These papers on research, practice, and policy pertinent to violence against women and family violence address the extent and context of such violence; antecedents to and consequences of such violence; collaborations, policies, programs, and services; and building an infrastructure to improve research capacity and practice.

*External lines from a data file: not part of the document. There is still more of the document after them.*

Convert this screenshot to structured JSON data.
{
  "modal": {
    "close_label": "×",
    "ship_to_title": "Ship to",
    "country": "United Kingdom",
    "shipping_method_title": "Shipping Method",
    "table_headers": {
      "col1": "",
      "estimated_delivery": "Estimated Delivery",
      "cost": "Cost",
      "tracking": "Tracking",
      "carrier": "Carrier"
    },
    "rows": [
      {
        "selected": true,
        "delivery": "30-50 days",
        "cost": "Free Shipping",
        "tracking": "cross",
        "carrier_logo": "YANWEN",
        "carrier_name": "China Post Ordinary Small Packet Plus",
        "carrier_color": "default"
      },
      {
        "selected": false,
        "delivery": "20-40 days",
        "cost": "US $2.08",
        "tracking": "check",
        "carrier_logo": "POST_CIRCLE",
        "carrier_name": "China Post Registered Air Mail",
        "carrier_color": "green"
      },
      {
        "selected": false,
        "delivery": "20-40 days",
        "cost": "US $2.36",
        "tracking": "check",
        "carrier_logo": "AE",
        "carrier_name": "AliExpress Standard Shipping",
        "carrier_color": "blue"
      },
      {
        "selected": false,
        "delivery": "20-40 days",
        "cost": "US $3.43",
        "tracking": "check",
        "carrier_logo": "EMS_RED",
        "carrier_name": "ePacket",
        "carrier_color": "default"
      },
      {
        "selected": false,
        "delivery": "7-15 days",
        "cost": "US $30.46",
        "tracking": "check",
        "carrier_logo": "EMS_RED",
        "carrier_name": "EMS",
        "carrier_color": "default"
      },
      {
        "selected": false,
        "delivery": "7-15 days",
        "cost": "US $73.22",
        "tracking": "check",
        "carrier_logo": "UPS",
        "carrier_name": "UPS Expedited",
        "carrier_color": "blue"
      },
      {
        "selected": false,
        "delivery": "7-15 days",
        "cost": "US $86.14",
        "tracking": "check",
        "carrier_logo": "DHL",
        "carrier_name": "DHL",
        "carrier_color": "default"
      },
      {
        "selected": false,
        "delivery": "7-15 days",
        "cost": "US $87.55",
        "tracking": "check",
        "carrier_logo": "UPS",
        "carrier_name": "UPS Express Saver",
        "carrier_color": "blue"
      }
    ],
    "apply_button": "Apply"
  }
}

In the Federal Violence Against Women Act, Congress directed the National Research Council to convene the Panel on Research on Violence Against Women to "develop a framework for clarifying what is known about the nature and scope" of violence against women. In the resulting report, "Understanding Violence Against Women" (Crowell and Burgess, 1996), panel members presented a comprehensive, yet critical, synthesis of the current state of research and practices. One purpose of the current compendium is to document how knowledge gaps in research and practice identified in this report have been addressed by recently funded projects. The papers present important new substantive knowledge about the extent and nature of violence against women and family violence; and they describe innovative collaborations, policies, programs, services, and interventions that have been implemented and evaluated, particularly those that involve a criminal justice response. An overview that introduces each of the four major sections of papers outlines the gaps in knowledge that were identified in "Understanding Violence Against Women" and indicates how the new knowledge addresses key gaps in research and practice. The papers are organized in a similar format. After discussing the issues addressed in the research, the paper describes the research design and presents the results. Each paper concludes with a discussion of implications of the study findings for researchers and practitioners.
Date Published: January 1, 2004